• _Exercise material_:

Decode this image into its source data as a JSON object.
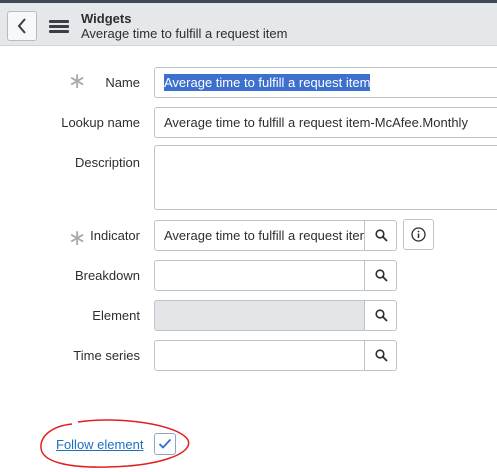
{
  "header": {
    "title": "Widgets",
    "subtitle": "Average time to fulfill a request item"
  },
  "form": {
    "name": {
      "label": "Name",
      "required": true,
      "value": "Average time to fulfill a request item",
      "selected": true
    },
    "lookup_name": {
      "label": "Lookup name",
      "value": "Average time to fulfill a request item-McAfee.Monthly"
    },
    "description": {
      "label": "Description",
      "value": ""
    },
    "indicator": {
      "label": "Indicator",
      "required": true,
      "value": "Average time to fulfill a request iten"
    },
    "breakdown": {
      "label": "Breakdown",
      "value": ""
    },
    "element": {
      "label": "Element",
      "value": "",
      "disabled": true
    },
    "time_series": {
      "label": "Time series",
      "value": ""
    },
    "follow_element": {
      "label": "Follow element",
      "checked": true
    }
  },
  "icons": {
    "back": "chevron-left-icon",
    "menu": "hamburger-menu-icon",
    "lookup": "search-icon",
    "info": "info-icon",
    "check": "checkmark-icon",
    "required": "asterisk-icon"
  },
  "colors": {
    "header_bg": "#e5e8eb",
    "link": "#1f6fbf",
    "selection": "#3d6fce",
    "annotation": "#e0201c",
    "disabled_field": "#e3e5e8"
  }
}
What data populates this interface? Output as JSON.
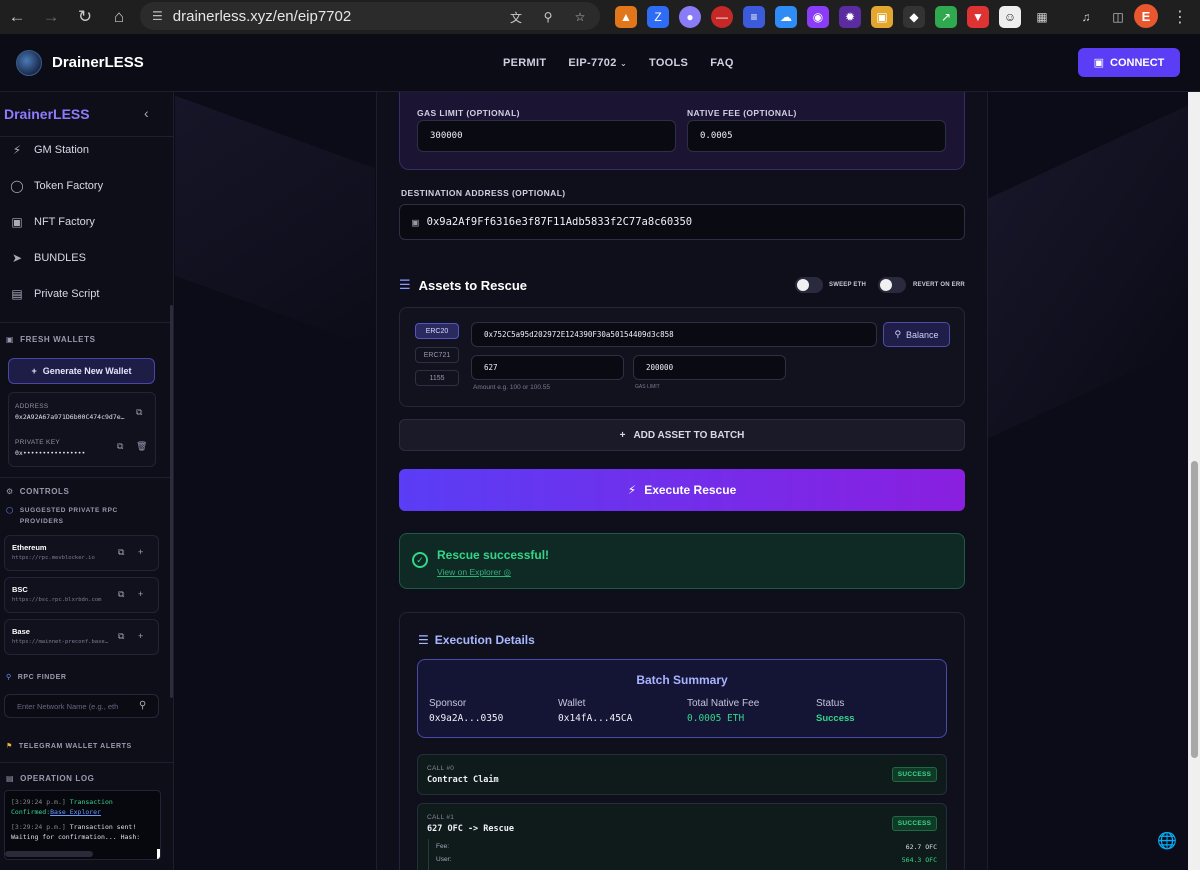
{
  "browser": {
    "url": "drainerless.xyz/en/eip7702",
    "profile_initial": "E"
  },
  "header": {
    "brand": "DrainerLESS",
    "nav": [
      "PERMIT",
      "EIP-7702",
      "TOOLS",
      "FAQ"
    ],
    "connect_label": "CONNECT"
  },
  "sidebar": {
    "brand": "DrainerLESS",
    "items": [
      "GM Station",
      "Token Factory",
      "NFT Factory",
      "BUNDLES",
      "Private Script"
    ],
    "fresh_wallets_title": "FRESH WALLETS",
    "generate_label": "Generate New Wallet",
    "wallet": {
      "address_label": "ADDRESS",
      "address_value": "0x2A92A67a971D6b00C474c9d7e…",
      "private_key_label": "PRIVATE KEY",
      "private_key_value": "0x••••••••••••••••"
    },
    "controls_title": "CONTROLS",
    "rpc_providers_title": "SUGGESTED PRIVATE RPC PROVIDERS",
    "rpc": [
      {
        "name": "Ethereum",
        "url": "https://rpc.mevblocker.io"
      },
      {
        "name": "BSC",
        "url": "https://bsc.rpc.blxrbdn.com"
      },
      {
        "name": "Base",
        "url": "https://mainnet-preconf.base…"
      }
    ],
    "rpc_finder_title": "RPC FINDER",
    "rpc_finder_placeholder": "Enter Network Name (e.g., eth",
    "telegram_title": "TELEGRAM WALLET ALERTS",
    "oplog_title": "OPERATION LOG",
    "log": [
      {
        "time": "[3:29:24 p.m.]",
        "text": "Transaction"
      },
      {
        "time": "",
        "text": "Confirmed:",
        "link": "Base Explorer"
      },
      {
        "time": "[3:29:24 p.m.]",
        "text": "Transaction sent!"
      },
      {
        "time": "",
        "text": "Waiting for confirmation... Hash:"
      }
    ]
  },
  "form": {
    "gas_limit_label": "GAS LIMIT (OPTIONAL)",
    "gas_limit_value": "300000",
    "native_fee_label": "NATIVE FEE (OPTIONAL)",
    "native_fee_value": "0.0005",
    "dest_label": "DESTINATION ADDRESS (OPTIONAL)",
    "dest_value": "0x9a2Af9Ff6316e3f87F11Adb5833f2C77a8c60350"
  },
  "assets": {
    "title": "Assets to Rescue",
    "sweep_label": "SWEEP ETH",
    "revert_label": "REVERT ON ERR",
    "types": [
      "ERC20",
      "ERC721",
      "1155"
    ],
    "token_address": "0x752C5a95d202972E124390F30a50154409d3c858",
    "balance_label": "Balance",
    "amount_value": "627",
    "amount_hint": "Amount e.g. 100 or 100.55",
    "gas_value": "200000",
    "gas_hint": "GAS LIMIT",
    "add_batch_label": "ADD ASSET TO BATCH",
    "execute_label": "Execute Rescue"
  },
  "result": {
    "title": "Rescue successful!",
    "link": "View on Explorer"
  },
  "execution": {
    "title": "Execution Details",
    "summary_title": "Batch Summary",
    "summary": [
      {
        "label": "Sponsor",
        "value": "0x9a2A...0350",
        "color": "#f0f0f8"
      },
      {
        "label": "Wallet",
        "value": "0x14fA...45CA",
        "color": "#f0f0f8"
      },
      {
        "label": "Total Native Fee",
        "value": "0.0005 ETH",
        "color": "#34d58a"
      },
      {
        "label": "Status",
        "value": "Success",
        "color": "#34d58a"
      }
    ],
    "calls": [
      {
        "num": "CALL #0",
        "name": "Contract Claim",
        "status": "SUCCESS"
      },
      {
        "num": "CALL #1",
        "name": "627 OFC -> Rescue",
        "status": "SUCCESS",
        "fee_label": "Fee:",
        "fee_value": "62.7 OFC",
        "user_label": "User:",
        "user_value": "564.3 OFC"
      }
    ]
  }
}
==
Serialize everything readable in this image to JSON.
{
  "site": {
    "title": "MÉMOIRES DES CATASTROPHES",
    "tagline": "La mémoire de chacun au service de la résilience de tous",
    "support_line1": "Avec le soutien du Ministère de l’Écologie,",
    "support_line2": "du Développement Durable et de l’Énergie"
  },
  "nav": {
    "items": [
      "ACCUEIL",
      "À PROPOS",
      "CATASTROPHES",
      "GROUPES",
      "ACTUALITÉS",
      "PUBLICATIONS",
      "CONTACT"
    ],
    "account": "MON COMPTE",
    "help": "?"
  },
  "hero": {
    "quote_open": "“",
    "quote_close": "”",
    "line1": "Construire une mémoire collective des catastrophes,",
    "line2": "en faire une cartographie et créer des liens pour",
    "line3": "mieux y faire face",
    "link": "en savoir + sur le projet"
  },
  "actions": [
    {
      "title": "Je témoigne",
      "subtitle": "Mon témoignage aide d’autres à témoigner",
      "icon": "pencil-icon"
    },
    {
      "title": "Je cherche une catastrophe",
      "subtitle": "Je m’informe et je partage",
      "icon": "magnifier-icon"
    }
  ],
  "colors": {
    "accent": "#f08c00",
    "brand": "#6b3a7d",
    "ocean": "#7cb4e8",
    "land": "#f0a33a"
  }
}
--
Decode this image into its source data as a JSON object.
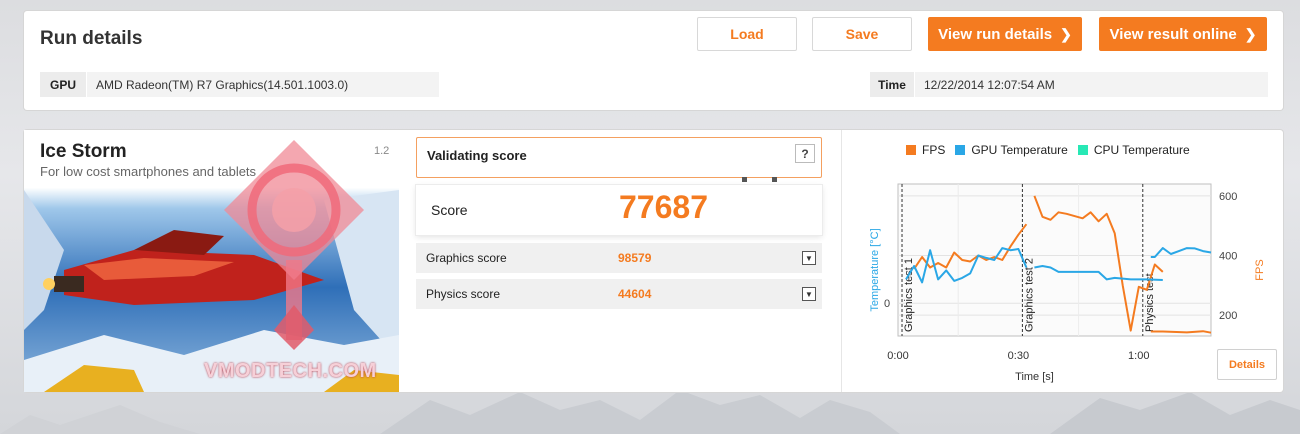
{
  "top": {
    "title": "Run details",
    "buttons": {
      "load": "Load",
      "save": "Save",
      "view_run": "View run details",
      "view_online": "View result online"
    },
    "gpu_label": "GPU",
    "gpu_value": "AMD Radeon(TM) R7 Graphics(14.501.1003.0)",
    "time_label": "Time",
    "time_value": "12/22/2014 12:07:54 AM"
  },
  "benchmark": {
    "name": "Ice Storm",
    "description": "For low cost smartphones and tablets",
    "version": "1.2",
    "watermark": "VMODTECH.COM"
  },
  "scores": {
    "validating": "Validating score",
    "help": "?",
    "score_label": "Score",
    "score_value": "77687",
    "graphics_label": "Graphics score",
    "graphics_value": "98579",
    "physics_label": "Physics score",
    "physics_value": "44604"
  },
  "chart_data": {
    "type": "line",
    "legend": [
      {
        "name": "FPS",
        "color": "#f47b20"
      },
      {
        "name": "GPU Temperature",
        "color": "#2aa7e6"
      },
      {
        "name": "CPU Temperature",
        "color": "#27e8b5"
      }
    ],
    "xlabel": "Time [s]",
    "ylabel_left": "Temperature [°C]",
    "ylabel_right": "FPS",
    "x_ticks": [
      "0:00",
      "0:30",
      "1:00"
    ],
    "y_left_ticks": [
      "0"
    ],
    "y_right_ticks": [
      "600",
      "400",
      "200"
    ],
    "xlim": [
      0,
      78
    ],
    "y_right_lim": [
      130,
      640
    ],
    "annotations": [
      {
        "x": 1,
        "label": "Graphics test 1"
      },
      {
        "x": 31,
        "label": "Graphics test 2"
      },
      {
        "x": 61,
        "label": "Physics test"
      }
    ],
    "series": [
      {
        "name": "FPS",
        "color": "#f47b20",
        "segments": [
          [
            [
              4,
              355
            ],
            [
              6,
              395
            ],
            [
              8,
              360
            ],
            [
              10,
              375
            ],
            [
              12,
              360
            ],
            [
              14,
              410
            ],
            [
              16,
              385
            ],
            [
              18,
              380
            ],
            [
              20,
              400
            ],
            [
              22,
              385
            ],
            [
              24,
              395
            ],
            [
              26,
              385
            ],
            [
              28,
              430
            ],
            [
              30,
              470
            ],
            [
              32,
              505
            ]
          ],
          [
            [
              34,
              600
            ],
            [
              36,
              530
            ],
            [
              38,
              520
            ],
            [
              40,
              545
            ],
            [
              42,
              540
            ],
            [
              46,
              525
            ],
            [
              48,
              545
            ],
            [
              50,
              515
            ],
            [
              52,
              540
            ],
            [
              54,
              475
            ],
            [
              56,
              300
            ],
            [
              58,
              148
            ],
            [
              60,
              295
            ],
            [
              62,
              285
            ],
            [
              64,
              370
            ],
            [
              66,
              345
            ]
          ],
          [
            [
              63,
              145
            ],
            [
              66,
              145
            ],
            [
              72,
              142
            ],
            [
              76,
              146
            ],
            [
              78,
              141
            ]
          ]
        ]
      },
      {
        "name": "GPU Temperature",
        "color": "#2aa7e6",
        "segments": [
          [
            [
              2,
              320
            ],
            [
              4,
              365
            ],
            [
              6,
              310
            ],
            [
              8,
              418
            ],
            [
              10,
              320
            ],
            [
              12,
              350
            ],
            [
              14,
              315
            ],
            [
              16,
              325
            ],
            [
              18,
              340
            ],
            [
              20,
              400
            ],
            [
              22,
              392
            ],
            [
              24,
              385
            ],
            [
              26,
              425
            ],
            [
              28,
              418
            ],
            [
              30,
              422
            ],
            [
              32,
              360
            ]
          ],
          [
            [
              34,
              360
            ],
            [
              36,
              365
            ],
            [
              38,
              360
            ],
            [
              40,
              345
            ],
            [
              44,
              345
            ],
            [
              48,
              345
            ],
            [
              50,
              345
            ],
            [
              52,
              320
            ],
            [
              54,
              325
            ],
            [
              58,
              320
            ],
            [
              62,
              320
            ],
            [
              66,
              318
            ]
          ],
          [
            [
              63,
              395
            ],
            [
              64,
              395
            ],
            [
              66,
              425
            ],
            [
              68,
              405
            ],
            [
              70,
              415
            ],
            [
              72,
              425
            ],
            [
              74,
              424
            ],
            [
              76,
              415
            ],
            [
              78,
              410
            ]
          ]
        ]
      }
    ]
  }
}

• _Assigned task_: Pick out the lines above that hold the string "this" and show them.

• _Completed exercise_:
Decode this image into its source data as a JSON object.
What data populates this interface? Output as JSON.
Serialize everything readable in this image to JSON.
Decode this image into its source data as a JSON object.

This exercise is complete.